WHAT YOU ARE ASKED TO DO
Reproduce all lines of the listing below in which the word "description" occurs.

DATA LISTING
========================================

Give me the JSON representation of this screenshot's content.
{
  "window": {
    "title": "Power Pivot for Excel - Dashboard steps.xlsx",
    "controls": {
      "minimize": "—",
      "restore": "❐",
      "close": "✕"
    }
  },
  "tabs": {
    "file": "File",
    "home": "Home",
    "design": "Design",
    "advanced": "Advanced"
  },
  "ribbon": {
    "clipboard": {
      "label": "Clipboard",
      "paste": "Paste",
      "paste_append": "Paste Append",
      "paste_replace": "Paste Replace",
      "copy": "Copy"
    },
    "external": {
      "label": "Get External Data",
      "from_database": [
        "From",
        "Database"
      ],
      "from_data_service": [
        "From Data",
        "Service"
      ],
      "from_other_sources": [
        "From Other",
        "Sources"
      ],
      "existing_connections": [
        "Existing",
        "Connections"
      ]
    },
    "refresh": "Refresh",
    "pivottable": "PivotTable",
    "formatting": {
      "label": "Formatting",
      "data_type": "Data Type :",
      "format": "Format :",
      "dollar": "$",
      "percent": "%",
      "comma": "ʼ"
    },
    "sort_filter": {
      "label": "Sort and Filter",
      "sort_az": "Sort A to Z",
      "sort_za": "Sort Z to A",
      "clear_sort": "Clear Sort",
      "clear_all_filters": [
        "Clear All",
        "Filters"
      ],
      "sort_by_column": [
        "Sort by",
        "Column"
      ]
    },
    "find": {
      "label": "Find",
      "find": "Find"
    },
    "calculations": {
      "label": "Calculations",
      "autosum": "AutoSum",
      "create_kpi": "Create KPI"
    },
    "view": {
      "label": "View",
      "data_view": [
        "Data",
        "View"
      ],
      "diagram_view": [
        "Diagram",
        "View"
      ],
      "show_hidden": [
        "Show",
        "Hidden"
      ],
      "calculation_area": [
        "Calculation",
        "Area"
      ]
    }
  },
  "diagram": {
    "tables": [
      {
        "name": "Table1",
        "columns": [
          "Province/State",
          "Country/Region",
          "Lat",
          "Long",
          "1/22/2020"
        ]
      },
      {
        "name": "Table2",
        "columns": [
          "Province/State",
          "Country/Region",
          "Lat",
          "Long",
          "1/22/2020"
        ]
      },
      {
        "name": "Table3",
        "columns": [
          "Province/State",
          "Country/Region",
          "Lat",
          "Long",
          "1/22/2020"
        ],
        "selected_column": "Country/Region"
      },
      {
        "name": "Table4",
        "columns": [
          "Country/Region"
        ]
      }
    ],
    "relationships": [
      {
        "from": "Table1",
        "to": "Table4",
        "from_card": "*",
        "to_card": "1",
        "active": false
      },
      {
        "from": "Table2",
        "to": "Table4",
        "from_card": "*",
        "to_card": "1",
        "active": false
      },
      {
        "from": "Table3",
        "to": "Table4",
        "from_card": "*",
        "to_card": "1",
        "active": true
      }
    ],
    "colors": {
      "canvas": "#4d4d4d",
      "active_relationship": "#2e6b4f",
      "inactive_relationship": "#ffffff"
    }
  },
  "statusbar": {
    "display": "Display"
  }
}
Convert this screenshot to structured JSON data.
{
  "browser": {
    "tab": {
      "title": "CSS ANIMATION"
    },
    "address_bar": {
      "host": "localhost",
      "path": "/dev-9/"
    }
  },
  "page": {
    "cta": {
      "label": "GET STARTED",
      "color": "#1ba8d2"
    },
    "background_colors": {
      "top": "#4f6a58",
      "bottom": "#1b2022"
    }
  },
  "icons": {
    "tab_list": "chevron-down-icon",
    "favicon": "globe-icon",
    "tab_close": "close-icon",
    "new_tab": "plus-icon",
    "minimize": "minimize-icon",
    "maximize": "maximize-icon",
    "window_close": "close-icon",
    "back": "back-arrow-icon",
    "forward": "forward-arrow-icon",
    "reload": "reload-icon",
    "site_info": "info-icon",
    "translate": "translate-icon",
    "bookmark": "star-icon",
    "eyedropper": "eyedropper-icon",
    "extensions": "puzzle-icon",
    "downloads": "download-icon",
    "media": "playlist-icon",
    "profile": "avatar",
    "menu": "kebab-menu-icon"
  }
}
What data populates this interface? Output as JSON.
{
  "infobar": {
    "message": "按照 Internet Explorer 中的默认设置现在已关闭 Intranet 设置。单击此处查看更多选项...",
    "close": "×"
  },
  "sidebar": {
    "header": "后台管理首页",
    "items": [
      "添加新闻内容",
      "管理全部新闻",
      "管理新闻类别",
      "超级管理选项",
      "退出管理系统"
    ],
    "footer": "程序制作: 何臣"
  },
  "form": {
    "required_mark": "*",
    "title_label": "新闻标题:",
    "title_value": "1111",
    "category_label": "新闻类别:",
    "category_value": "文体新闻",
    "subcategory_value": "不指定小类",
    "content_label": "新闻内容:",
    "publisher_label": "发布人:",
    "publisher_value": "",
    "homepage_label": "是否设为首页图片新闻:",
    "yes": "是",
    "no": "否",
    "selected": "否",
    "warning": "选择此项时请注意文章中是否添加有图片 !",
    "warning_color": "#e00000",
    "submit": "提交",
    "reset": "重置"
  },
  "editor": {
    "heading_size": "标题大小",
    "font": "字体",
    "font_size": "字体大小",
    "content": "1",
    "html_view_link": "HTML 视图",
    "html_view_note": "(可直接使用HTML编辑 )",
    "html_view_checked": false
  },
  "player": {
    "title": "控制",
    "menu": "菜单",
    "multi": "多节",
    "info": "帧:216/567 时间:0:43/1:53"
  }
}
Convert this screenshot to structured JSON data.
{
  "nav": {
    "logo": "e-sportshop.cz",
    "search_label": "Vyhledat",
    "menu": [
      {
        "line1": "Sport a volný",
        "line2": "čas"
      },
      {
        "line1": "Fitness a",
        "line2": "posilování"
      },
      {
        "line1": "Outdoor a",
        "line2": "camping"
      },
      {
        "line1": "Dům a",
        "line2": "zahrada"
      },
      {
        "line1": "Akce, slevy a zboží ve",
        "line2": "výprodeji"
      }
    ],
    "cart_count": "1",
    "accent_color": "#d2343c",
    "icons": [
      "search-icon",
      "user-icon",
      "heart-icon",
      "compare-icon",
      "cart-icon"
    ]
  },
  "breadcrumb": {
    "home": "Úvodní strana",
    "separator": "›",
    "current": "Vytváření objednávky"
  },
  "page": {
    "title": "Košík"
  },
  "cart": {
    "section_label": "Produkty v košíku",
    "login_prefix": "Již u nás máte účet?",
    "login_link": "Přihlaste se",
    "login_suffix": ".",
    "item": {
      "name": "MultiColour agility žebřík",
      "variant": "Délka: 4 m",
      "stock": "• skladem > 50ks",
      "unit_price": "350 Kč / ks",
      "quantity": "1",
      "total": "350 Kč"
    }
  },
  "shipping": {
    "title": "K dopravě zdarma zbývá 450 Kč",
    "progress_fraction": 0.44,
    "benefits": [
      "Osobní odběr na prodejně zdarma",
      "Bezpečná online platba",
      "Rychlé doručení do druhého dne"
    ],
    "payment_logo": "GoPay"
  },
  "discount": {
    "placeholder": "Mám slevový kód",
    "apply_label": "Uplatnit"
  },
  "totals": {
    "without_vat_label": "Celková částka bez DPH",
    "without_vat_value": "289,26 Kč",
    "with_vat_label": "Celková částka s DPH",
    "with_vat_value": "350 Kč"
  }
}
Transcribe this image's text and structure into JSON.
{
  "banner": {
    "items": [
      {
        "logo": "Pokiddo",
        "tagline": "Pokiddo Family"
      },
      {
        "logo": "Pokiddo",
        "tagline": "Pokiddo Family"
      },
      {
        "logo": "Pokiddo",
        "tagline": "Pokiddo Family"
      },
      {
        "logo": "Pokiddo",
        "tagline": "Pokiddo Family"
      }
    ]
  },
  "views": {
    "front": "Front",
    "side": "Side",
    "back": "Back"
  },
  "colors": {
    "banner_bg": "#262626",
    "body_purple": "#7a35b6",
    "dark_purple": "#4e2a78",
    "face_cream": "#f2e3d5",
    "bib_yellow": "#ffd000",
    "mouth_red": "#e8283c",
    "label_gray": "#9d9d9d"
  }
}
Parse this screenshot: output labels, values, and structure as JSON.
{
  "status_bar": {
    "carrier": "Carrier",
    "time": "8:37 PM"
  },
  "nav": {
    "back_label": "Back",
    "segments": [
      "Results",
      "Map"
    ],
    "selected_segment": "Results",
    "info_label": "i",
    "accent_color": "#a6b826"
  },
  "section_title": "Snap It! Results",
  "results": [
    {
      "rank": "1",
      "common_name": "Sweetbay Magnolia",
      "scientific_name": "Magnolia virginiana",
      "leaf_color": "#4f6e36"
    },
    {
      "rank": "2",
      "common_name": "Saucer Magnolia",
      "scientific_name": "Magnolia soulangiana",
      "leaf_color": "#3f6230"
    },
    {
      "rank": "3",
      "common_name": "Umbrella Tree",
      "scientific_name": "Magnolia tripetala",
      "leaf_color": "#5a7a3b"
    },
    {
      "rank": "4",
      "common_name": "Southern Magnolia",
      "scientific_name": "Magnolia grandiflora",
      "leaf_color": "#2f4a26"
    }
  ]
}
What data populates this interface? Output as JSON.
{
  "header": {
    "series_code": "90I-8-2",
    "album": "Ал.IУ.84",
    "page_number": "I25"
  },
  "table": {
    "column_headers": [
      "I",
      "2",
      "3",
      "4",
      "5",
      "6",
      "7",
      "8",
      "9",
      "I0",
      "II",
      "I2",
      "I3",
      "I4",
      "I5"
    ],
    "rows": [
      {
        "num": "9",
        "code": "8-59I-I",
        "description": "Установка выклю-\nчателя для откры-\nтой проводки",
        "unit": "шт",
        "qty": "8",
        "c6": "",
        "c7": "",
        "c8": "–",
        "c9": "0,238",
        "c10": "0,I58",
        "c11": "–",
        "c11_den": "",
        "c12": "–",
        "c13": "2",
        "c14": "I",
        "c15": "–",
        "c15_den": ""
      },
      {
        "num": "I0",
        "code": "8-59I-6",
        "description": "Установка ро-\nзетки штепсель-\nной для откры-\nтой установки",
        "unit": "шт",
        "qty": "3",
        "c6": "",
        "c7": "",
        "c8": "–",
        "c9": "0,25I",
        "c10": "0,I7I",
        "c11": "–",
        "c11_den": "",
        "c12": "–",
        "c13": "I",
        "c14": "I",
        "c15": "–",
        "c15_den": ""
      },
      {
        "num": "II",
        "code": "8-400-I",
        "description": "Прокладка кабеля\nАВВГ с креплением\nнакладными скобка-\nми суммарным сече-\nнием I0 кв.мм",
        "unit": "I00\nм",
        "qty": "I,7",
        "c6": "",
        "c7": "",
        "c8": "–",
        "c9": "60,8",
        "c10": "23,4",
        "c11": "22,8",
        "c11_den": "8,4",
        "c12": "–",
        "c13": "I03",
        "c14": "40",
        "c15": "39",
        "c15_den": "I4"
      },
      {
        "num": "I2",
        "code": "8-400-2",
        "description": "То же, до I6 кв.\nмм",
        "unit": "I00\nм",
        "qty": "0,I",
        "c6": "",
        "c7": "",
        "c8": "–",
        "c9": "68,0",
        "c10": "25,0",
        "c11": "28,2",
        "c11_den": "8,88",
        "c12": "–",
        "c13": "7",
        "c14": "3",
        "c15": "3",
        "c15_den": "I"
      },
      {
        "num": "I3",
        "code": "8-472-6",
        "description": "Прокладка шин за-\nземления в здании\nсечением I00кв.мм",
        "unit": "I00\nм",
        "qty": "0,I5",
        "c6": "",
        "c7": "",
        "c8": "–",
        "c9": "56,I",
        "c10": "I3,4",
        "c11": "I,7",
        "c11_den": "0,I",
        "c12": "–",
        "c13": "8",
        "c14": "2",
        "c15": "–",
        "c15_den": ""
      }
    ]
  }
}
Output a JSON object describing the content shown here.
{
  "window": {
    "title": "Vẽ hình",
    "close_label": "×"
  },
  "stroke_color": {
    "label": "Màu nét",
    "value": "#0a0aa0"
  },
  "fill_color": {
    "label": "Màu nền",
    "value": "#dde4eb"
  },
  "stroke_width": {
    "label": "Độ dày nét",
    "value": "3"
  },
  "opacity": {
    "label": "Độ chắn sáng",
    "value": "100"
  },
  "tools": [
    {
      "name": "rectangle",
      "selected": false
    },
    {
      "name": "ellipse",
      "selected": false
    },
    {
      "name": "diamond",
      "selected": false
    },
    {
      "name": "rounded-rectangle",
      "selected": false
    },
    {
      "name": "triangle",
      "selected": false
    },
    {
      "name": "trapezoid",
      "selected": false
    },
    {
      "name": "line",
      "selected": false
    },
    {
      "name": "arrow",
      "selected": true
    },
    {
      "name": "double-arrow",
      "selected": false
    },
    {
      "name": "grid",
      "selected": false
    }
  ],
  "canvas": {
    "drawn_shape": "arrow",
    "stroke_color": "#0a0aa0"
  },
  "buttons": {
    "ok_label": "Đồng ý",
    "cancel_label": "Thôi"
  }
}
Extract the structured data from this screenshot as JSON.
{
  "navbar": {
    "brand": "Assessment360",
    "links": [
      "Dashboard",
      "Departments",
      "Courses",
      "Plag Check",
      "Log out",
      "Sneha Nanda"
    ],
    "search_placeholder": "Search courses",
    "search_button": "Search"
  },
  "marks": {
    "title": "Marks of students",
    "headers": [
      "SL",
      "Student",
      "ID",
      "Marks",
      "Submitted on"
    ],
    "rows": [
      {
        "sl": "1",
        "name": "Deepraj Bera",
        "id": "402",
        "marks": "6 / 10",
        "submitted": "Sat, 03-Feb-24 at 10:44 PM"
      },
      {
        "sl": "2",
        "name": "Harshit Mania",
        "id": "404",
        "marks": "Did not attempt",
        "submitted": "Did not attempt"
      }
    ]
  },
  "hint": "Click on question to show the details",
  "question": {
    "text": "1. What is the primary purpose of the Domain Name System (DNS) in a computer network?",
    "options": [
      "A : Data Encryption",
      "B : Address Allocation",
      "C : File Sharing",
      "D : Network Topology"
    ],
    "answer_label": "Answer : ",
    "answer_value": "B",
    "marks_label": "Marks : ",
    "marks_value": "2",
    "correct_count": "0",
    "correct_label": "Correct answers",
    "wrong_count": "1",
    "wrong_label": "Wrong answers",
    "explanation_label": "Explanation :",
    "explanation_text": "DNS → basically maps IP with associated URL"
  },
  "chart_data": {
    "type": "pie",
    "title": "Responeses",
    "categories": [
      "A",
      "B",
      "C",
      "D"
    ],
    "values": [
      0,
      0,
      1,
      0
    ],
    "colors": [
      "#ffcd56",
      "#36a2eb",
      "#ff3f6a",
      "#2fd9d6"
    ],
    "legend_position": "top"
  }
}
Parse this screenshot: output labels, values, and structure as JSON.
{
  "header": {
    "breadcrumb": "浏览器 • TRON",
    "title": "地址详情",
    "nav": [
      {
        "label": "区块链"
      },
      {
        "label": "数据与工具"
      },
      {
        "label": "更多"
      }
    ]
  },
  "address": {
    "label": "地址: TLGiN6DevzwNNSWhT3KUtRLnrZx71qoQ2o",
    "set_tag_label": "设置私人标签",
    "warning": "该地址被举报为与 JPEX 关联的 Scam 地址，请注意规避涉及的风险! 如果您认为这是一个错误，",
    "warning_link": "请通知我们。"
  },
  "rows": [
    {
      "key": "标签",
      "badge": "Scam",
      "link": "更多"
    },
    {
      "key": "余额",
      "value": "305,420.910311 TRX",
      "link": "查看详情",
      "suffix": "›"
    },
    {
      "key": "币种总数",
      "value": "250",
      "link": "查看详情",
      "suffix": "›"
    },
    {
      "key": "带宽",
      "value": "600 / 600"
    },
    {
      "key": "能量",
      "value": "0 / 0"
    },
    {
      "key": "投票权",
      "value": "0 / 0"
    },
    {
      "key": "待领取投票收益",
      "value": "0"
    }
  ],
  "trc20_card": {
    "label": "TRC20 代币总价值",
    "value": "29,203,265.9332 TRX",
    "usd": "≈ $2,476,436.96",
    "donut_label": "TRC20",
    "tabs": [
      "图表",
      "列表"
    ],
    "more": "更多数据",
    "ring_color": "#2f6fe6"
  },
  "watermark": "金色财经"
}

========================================

ANSWER FOR THE TASK
        "description": "Установка выклю-\nчателя для откры-\nтой проводки",
        "description": "Установка ро-\nзетки штепсель-\nной для откры-\nтой установки",
        "description": "Прокладка кабеля\nАВВГ с креплением\nнакладными скобка-\nми суммарным сече-\nнием I0 кв.мм",
        "description": "То же, до I6 кв.\nмм",
        "description": "Прокладка шин за-\nземления в здании\nсечением I00кв.мм",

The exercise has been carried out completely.